To focus my thoughts so far: a good audiobook can enhance the original print book; but I'm not sure that a decent one can do anything if the original words don't have what it takes to draw you in. (As was true with "The Last of the Mohicans" audiobook, despite the skill of William Hope). It's unreasonable to expect every book to be a winner , but I don't want to spend money on books that aren't, or at least not often. That was what I talked of with the bookseller, too. Nearly $30 is a lot to spend on a book you end up disliking or feeling indifferent about.

Tomorrow is another day. And will include books.

5 comments:

Taphophile said...

Completely agree that a good reader and a good book make good audio. Sometimes a well presented audio book helps me enjoy a book that otherwise I couldn't get into, such as Roddy Doyle's Paddy Clarke Ha Ha Ha.

My public library has a good audio book collection and we can even download to MP3 players straight from the catalogue.

The Shopping Sherpa said...

Have you considered borrowing them from your local library? Much cheaper...

:-)

rooruu said...

Ah, such good suggestions, with such reasonable assumptions about the modern library - the public library service must be buckets better in Canberra.

For starters, opening hours. Hello, some of us work. You know how the library branches close at 5.30pm or earlier? When I was a kid, we often went to the local library in the early evening.

Second: it's been a loooong time since the only audience for audio books (or as they're still quaintly referred to, "talking books" ) is people with visual impairment. So why are so many of the titles you do hold quarantined to this group only? And why does your catalogue make searching/identifying audio titles so difficult?

Third, wow, downloading to mp3? Great idea. Unheard of.

Fourth: I'd like to think that the books I'd enjoy reading are on the shelves, but waiting months isn't my kinda fun. If they have them.

Fifth, there is a slightly more go-ahead library with slightly longer opening hours in a neighbouring council area, but many of the same problems as outlined; and lovely fees like $1.50 if the book you want is at another branch and you want to collect it at the nearer branch (still within the same council's library group). Oh, and an annual fee because I don't qualify for free membership.

And yet, if you ask me, I'm very supportive of public libraries - and I am part of the library profession myself. In practical terms, the ones around here don't work for me. So I don't bother.

I will note re the audiobooks that Art of Mending, for instance, was one of those I bought at a cheap price - probably not a lot more than the petrol to get to one of the libraries, the way petrol prices are going. I'd not have bought it at full price. Likewise I rarely buy the $30 books, either.

This is a bit of a rant, sorry 'bout that. But if, for instance, mp3 download of audiobooks was available at the local library, maybe I would bother, cram it into Saturday morning along with the rest of the long list of stuff to do (I cannot visit any of these libraries at lunch from work, due to distance and other factors).

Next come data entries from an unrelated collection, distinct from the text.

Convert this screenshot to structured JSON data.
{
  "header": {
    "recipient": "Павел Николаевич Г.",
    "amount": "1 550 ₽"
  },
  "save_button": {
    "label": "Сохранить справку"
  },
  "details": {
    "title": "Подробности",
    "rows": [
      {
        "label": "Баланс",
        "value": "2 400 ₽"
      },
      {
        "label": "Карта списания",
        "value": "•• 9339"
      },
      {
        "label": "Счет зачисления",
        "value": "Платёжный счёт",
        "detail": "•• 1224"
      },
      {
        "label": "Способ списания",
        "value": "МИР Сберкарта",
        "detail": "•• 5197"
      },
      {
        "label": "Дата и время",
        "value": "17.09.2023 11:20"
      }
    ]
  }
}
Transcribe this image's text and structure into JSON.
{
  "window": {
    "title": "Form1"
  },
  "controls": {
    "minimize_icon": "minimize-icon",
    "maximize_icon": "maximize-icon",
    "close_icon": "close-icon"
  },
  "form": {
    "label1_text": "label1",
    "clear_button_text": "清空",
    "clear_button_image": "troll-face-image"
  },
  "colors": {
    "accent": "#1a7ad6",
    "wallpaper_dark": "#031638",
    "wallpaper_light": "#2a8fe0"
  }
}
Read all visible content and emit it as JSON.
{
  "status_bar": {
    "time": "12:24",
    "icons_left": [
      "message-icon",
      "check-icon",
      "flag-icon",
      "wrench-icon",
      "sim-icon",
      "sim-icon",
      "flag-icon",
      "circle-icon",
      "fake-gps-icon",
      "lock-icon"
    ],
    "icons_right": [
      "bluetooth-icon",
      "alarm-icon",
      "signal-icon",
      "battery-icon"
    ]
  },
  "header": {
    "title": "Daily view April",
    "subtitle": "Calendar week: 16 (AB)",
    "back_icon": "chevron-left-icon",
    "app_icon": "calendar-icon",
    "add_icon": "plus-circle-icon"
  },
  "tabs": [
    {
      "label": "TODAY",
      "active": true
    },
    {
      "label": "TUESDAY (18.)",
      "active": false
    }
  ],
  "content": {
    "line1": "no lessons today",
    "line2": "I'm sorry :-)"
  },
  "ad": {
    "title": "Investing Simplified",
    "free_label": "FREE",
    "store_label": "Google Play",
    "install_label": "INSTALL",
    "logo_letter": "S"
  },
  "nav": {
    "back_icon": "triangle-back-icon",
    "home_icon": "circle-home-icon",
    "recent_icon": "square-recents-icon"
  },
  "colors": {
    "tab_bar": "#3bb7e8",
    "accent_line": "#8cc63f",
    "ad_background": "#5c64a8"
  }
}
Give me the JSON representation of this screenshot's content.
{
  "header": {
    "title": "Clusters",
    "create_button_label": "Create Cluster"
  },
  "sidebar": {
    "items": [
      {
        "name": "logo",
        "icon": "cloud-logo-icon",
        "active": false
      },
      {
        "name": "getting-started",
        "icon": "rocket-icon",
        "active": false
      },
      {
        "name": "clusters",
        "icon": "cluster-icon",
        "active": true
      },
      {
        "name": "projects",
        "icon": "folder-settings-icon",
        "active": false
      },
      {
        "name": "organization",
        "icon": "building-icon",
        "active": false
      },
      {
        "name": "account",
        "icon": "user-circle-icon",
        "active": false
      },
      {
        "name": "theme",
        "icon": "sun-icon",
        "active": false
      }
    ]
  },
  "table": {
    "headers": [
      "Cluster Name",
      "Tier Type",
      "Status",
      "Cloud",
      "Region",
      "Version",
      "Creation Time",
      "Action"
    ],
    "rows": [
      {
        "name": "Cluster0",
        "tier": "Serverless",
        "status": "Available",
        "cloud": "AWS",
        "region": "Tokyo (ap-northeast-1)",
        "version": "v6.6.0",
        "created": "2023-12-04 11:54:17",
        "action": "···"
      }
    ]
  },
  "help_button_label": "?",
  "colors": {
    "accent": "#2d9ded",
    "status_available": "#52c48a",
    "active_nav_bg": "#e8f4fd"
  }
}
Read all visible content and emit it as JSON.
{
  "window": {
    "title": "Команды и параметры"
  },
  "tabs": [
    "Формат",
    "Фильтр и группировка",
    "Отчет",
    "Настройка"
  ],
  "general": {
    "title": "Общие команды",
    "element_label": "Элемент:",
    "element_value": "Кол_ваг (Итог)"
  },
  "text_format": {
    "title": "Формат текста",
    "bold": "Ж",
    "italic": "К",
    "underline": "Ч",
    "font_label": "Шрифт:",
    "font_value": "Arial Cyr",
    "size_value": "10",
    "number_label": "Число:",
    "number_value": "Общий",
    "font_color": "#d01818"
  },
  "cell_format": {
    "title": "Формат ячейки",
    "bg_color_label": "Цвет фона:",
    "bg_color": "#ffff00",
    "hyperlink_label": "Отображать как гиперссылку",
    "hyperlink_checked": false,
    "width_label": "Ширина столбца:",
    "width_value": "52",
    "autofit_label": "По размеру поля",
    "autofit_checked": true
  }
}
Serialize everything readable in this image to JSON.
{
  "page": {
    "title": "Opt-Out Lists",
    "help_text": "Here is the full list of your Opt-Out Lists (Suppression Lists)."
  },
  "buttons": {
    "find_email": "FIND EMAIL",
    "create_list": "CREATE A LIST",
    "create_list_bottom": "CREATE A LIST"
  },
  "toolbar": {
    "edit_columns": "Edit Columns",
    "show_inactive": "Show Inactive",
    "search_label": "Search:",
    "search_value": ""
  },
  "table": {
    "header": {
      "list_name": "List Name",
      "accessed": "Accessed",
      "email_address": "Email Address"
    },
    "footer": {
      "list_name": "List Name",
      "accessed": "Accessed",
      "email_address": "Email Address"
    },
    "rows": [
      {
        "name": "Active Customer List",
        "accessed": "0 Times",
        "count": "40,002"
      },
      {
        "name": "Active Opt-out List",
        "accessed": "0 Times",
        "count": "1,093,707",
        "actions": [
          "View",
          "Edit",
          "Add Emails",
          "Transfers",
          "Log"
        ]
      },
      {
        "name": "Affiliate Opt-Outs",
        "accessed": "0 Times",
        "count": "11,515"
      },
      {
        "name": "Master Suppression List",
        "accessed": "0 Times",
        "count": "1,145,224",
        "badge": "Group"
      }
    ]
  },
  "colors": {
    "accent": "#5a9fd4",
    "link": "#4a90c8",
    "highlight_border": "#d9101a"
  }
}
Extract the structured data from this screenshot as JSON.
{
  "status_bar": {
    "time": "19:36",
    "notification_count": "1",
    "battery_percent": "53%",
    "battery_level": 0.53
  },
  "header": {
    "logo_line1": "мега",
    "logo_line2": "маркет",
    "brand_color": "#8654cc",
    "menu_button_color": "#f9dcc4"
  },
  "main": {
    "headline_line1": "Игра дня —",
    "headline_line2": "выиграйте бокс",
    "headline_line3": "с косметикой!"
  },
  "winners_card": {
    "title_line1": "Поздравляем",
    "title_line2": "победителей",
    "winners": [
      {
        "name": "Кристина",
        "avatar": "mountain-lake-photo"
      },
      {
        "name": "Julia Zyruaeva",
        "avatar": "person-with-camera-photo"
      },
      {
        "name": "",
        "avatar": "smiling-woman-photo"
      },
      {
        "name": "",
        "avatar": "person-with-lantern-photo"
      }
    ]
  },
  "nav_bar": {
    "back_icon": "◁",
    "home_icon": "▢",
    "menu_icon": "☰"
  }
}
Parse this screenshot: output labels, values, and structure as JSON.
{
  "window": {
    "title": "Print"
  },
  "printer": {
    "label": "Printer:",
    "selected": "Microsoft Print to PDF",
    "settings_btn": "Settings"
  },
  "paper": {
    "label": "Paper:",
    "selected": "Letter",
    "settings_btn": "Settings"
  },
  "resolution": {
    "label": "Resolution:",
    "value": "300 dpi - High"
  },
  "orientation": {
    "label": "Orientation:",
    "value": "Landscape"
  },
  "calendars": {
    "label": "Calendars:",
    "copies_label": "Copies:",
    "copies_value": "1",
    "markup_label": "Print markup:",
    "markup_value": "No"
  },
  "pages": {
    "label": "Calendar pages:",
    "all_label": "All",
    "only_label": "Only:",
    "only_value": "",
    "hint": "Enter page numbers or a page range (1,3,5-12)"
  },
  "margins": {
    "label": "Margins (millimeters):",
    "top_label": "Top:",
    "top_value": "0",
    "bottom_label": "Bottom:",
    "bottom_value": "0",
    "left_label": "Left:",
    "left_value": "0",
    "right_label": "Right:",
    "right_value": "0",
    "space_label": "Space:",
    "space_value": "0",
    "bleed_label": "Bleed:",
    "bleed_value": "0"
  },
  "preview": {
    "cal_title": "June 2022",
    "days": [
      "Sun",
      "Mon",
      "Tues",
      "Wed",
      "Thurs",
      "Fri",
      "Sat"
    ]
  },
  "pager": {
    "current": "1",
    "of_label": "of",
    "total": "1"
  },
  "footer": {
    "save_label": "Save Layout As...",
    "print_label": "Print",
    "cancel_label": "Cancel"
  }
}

Which is not to say I didn't appreciate your comments. They showed up what might be possible or good ...if...if...

Isabelle said...

It's so interesting, isn't it - what makes one sometimes enjoy a book even if one doesn't actually like the characters? All very indefinable, but down to the way it's written, I suppose, or the interesting plot.

paula said...

My library is fantastic - and as my partner isn't a reader as such, he is totally enjoying the worlds opening up to him as he listens while he works.

Sign up on your late night - most libraries do interloans and will email you automatically when your choice arrives.

Best,
Paula